> Exercise brief
Copy every line of the listing that holds the string "Manager".

> Data
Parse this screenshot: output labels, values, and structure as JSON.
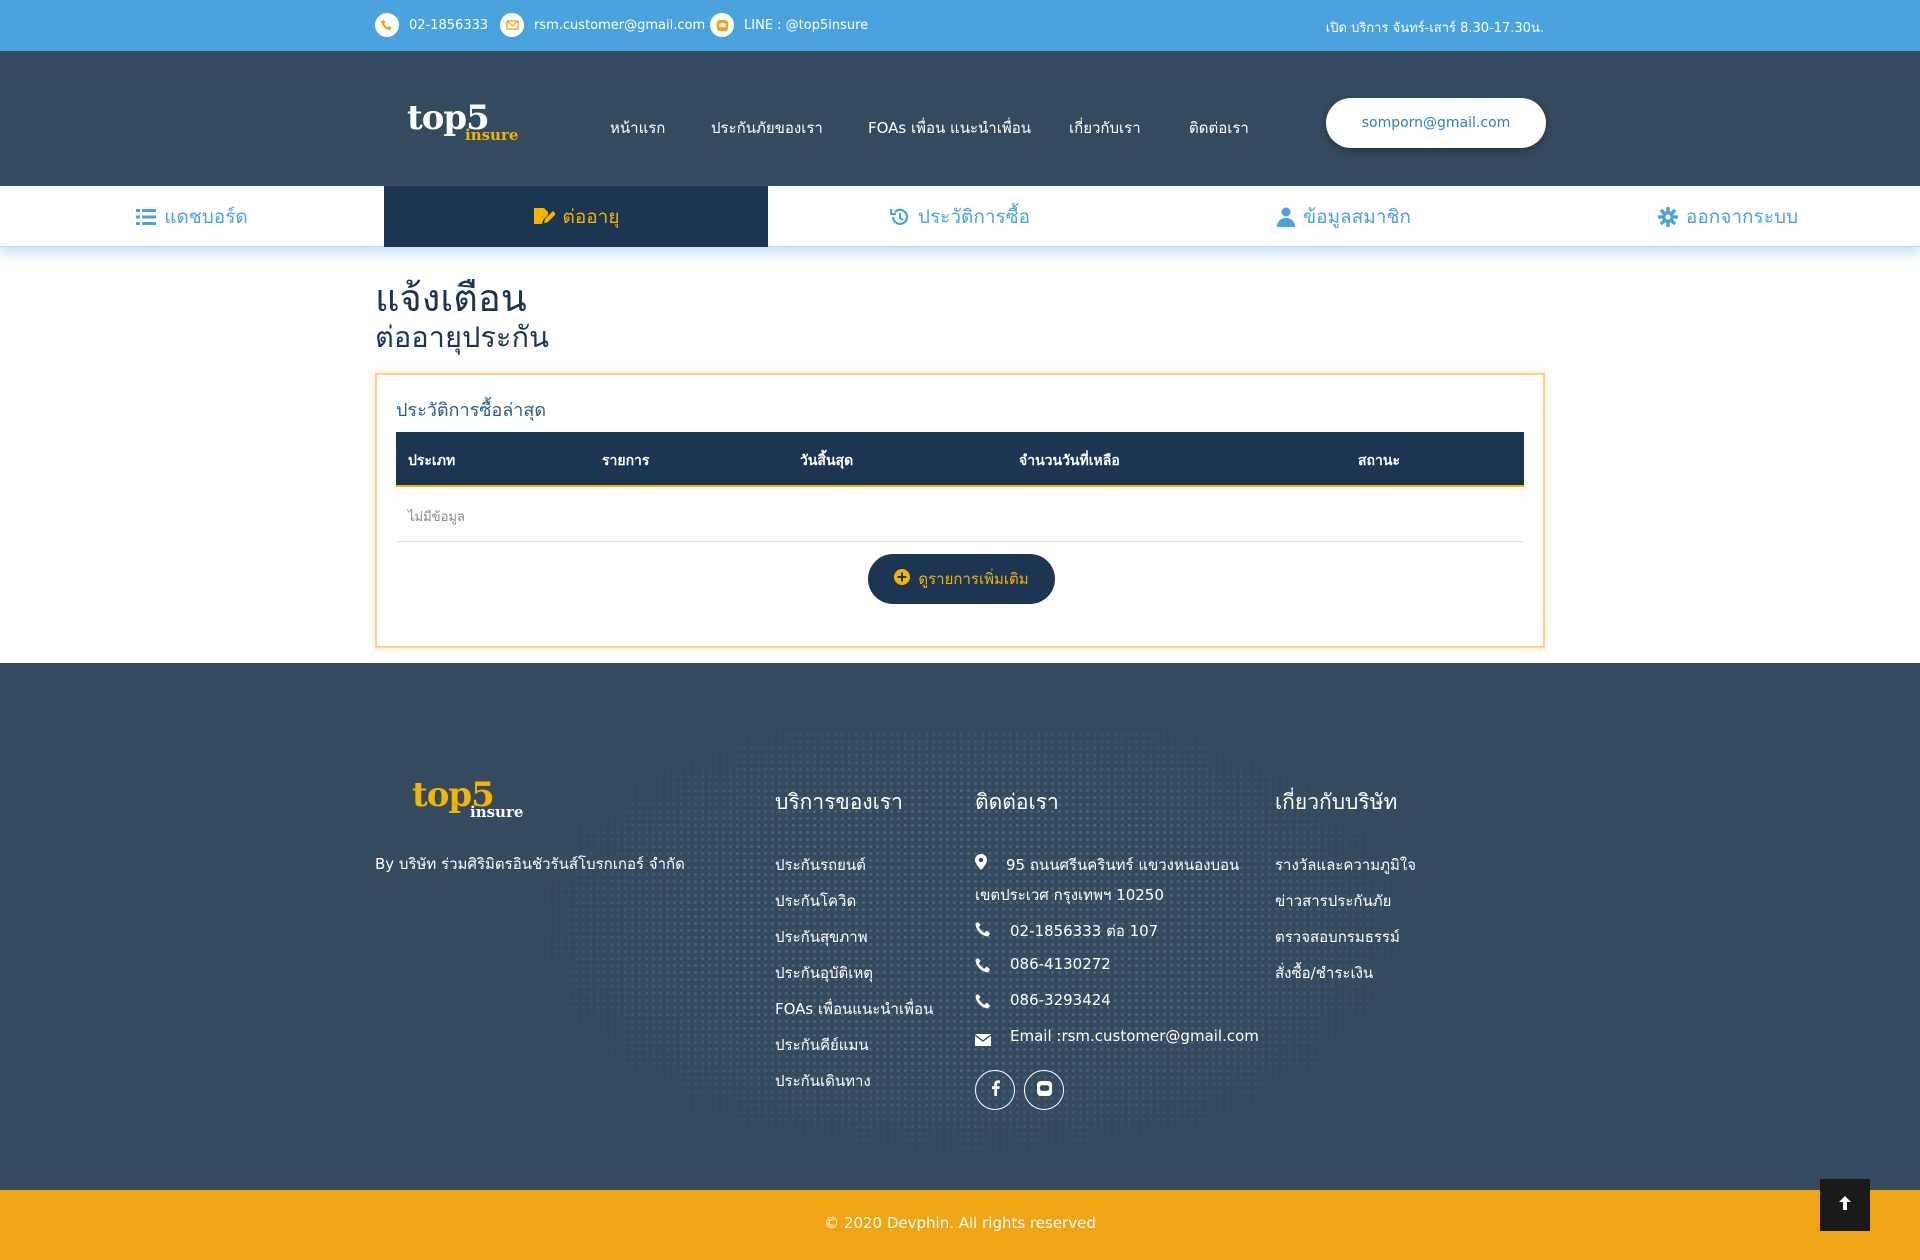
{
  "topbar": {
    "phone": "02-1856333",
    "email": "rsm.customer@gmail.com",
    "line": "LINE : @top5insure",
    "hours": "เปิด บริการ จันทร์-เสาร์ 8.30-17.30น."
  },
  "header": {
    "logo_top": "top5",
    "logo_bottom": "insure",
    "nav": [
      "หน้าแรก",
      "ประกันภัยของเรา",
      "FOAs เพื่อน แนะนำเพื่อน",
      "เกี่ยวกับเรา",
      "ติดต่อเรา"
    ],
    "user_email": "somporn@gmail.com"
  },
  "tabs": [
    {
      "label": "แดชบอร์ด",
      "icon": "list-icon",
      "active": false
    },
    {
      "label": "ต่ออายุ",
      "icon": "edit-icon",
      "active": true
    },
    {
      "label": "ประวัติการซื้อ",
      "icon": "history-icon",
      "active": false
    },
    {
      "label": "ข้อมูลสมาชิก",
      "icon": "user-icon",
      "active": false
    },
    {
      "label": "ออกจากระบบ",
      "icon": "gear-icon",
      "active": false
    }
  ],
  "main": {
    "title": "แจ้งเตือน",
    "subtitle": "ต่ออายุประกัน",
    "card_title": "ประวัติการซื้อล่าสุด",
    "columns": [
      "ประเภท",
      "รายการ",
      "วันสิ้นสุด",
      "จำนวนวันที่เหลือ",
      "สถานะ"
    ],
    "empty_text": "ไม่มีข้อมูล",
    "more_button": "ดูรายการเพิ่มเติม"
  },
  "footer": {
    "logo_top": "top5",
    "logo_bottom": "insure",
    "company": "By บริษัท ร่วมศิริมิตรอินชัวรันส์โบรกเกอร์ จำกัด",
    "services_title": "บริการของเรา",
    "services": [
      "ประกันรถยนต์",
      "ประกันโควิด",
      "ประกันสุขภาพ",
      "ประกันอุบัติเหตุ",
      "FOAs เพื่อนแนะนำเพื่อน",
      "ประกันคีย์แมน",
      "ประกันเดินทาง"
    ],
    "contact_title": "ติดต่อเรา",
    "address_line1": "95 ถนนศรีนครินทร์ แขวงหนองบอน",
    "address_line2": "เขตประเวศ กรุงเทพฯ 10250",
    "phones": [
      "02-1856333 ต่อ 107",
      "086-4130272",
      "086-3293424"
    ],
    "email": "Email :rsm.customer@gmail.com",
    "about_title": "เกี่ยวกับบริษัท",
    "about_links": [
      "รางวัลและความภูมิใจ",
      "ข่าวสารประกันภัย",
      "ตรวจสอบกรมธรรม์",
      "สั่งซื้อ/ชำระเงิน"
    ],
    "copyright": "© 2020 Devphin. All rights reserved"
  },
  "colors": {
    "topbar": "#4aa3dc",
    "header": "#344a5f",
    "navy": "#1c3553",
    "accent": "#f4b400",
    "footer_bottom": "#f0a514"
  }
}
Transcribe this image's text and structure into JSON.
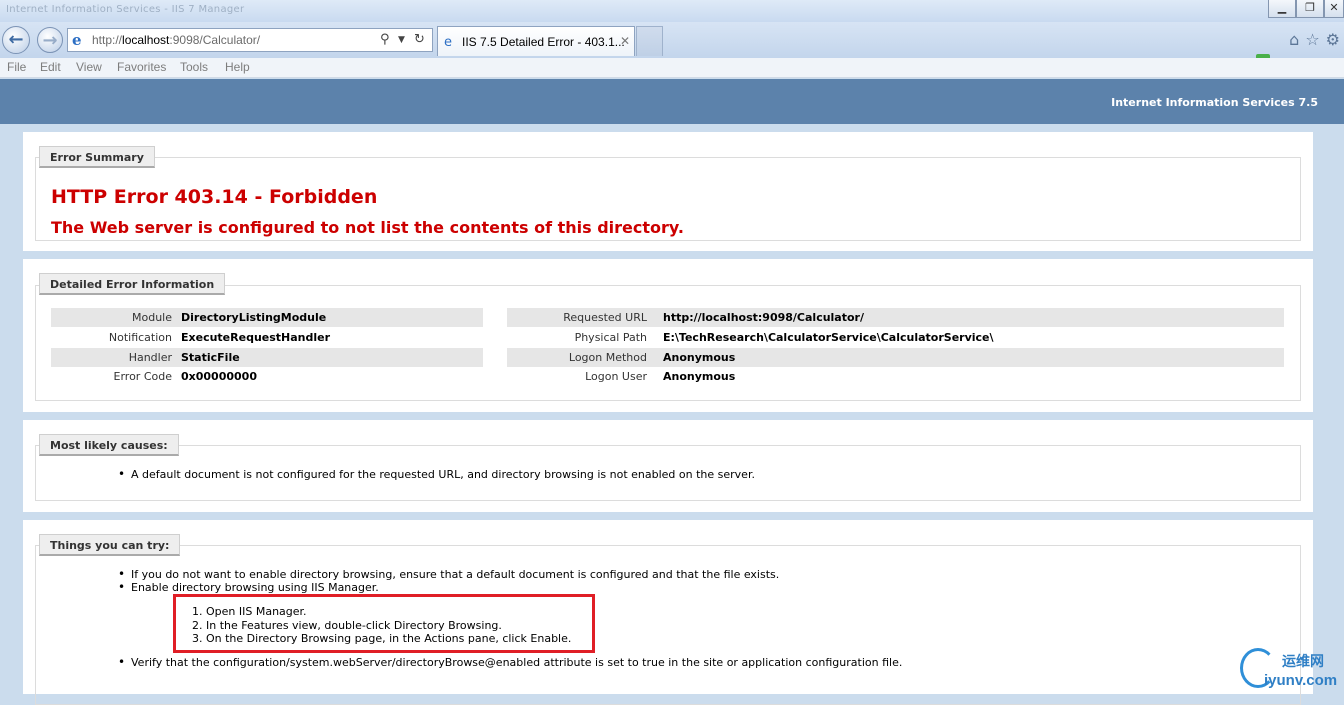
{
  "browser": {
    "window_title": "Internet Information Services - IIS 7 Manager",
    "url_prefix": "http://",
    "url_host": "localhost",
    "url_rest": ":9098/Calculator/",
    "tab_title": "IIS 7.5 Detailed Error - 403.1...",
    "menu": [
      "File",
      "Edit",
      "View",
      "Favorites",
      "Tools",
      "Help"
    ]
  },
  "header": {
    "product": "Internet Information Services 7.5"
  },
  "error_summary": {
    "legend": "Error Summary",
    "title": "HTTP Error 403.14 - Forbidden",
    "subtitle": "The Web server is configured to not list the contents of this directory."
  },
  "detailed_info": {
    "legend": "Detailed Error Information",
    "left": [
      {
        "key": "Module",
        "value": "DirectoryListingModule"
      },
      {
        "key": "Notification",
        "value": "ExecuteRequestHandler"
      },
      {
        "key": "Handler",
        "value": "StaticFile"
      },
      {
        "key": "Error Code",
        "value": "0x00000000"
      }
    ],
    "right": [
      {
        "key": "Requested URL",
        "value": "http://localhost:9098/Calculator/"
      },
      {
        "key": "Physical Path",
        "value": "E:\\TechResearch\\CalculatorService\\CalculatorService\\"
      },
      {
        "key": "Logon Method",
        "value": "Anonymous"
      },
      {
        "key": "Logon User",
        "value": "Anonymous"
      }
    ]
  },
  "causes": {
    "legend": "Most likely causes:",
    "items": [
      "A default document is not configured for the requested URL, and directory browsing is not enabled on the server."
    ]
  },
  "try": {
    "legend": "Things you can try:",
    "bullet1": "If you do not want to enable directory browsing, ensure that a default document is configured and that the file exists.",
    "bullet2": "Enable directory browsing using IIS Manager.",
    "steps": [
      "1.  Open IIS Manager.",
      "2.  In the Features view, double-click Directory Browsing.",
      "3.  On the Directory Browsing page, in the Actions pane, click Enable."
    ],
    "bullet3": "Verify that the configuration/system.webServer/directoryBrowse@enabled attribute is set to true in the site or application configuration file."
  },
  "watermark": {
    "cn": "运维网",
    "en": "iyunv.com"
  },
  "colors": {
    "header": "#5c82ab",
    "error_red": "#cc0000",
    "annotation_red": "#e01e26"
  }
}
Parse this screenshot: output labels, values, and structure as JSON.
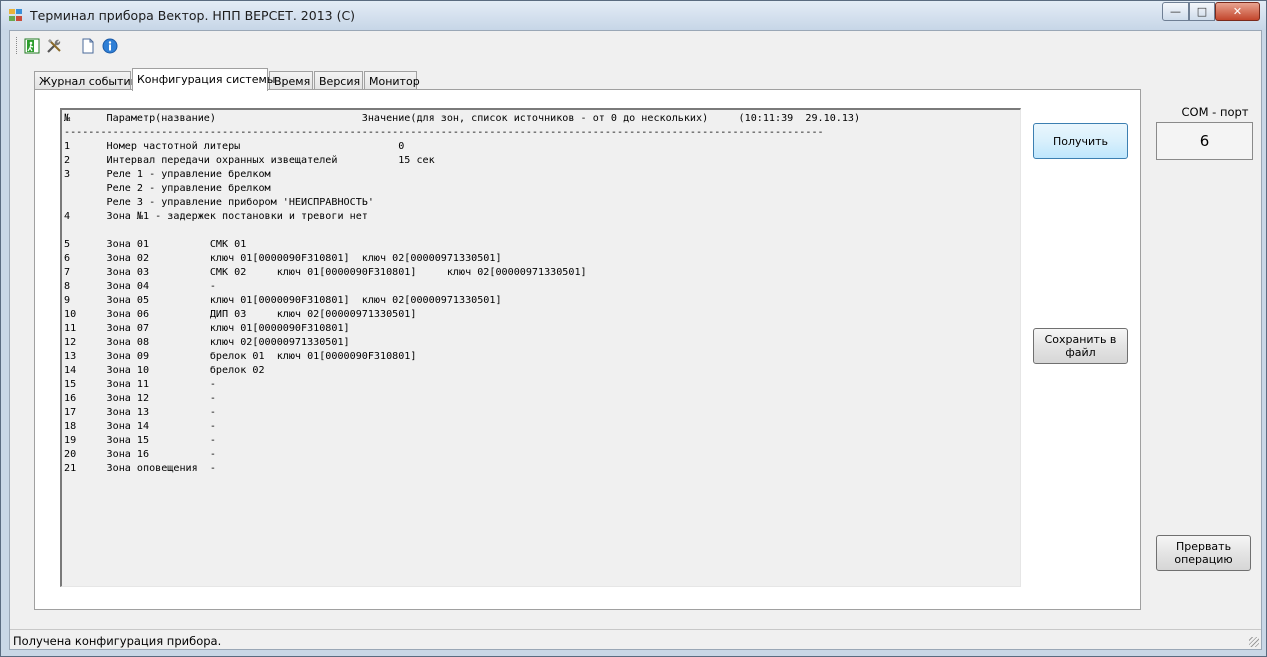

> Exercise response
    "window_title": "Internet Information Services - IIS 7 Manager",
    "bullet2": "Enable directory browsing using IIS Manager.",
      "1.  Open IIS Manager.",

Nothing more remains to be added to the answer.